In 2018 U.S. federal government policy and budget aligned to amplify excitement around the long-promised application of private sector IT innovations to public sector missions. We began to see action as government policies such as the President’s Management Agenda and National Defense Strategy combined with a bipartisan budget agreement to send a clear message that government agencies need to embrace cloud operating models and explore new technologies to reduce costs, move faster and serve constituents more effectively.
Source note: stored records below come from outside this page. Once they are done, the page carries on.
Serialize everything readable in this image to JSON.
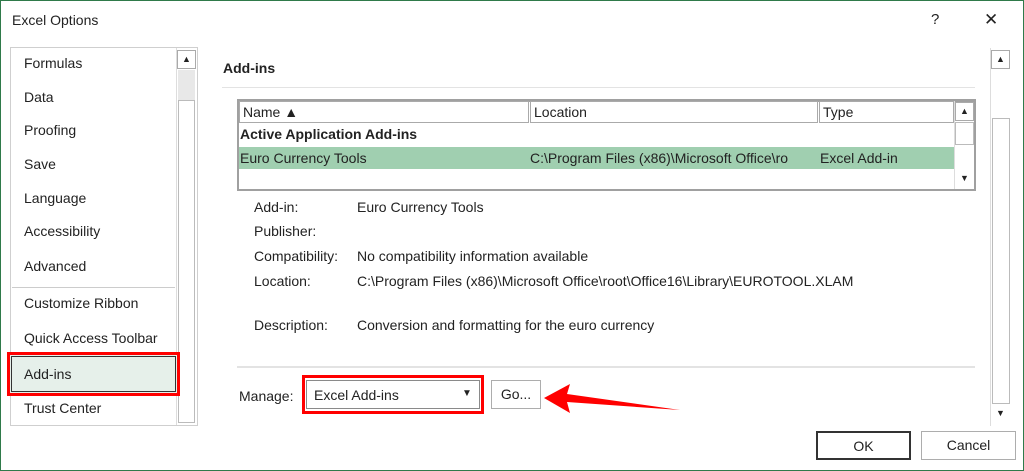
{
  "window": {
    "title": "Excel Options",
    "help": "?",
    "close": "✕"
  },
  "sidebar": {
    "items": [
      {
        "label": "Formulas"
      },
      {
        "label": "Data"
      },
      {
        "label": "Proofing"
      },
      {
        "label": "Save"
      },
      {
        "label": "Language"
      },
      {
        "label": "Accessibility"
      },
      {
        "label": "Advanced"
      },
      {
        "label": "Customize Ribbon"
      },
      {
        "label": "Quick Access Toolbar"
      },
      {
        "label": "Add-ins",
        "selected": true
      },
      {
        "label": "Trust Center"
      }
    ]
  },
  "main": {
    "section_title": "Add-ins",
    "table": {
      "columns": [
        "Name ▲",
        "Location",
        "Type"
      ],
      "group": "Active Application Add-ins",
      "rows": [
        {
          "name": "Euro Currency Tools",
          "location": "C:\\Program Files (x86)\\Microsoft Office\\ro",
          "type": "Excel Add-in",
          "selected": true
        }
      ]
    },
    "details": [
      {
        "label": "Add-in:",
        "value": "Euro Currency Tools"
      },
      {
        "label": "Publisher:",
        "value": ""
      },
      {
        "label": "Compatibility:",
        "value": "No compatibility information available"
      },
      {
        "label": "Location:",
        "value": "C:\\Program Files (x86)\\Microsoft Office\\root\\Office16\\Library\\EUROTOOL.XLAM"
      },
      {
        "label": "Description:",
        "value": "Conversion and formatting for the euro currency"
      }
    ],
    "manage": {
      "label": "Manage:",
      "selected": "Excel Add-ins",
      "go": "Go..."
    }
  },
  "footer": {
    "ok": "OK",
    "cancel": "Cancel"
  },
  "colors": {
    "selection": "#a0cfb0",
    "highlight": "#ff0000",
    "nav_selected": "#e6f0ea"
  }
}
In a prevailing movement TBR calls Wallet vs. Will, the federal market’s pursuit of commercial IT represents a fundamental shift from traditional procurement models predicated on bespoke, costly and difficult-to-replace proprietary technology to a more agile model leveraging configurable off-the-shelf solutions enabled by open standards. In the old model, prohibitive cost was the primary impediment to moving technology forward, driving top-down commercialization models out from the Pentagon, or the wallet holder. In the emerging model, the axis has flipped as technology is no longer the problem but rather the will of the humans interacting with technology has become the main obstacle to keeping up with technological advancement.

As technology moves forward at breakneck pace, government policy and regulations will struggle to keep up. Law as the codification of an agreed-to set of ethical standards remains woefully behind as society struggles with the implications of technology development on myriad issues, from a citizen’s right to privacy to warfighting. In 2019 familiar market trends such as transformative M&A in the IT industry broadly and in the federal services market specifically will continue to reshape the market and create new disruptions. However, we believe that the continued ethical debate around emerging technologies, as much as who holds the innovative IP around those technologies, will help shape the competitive landscape in the years ahead.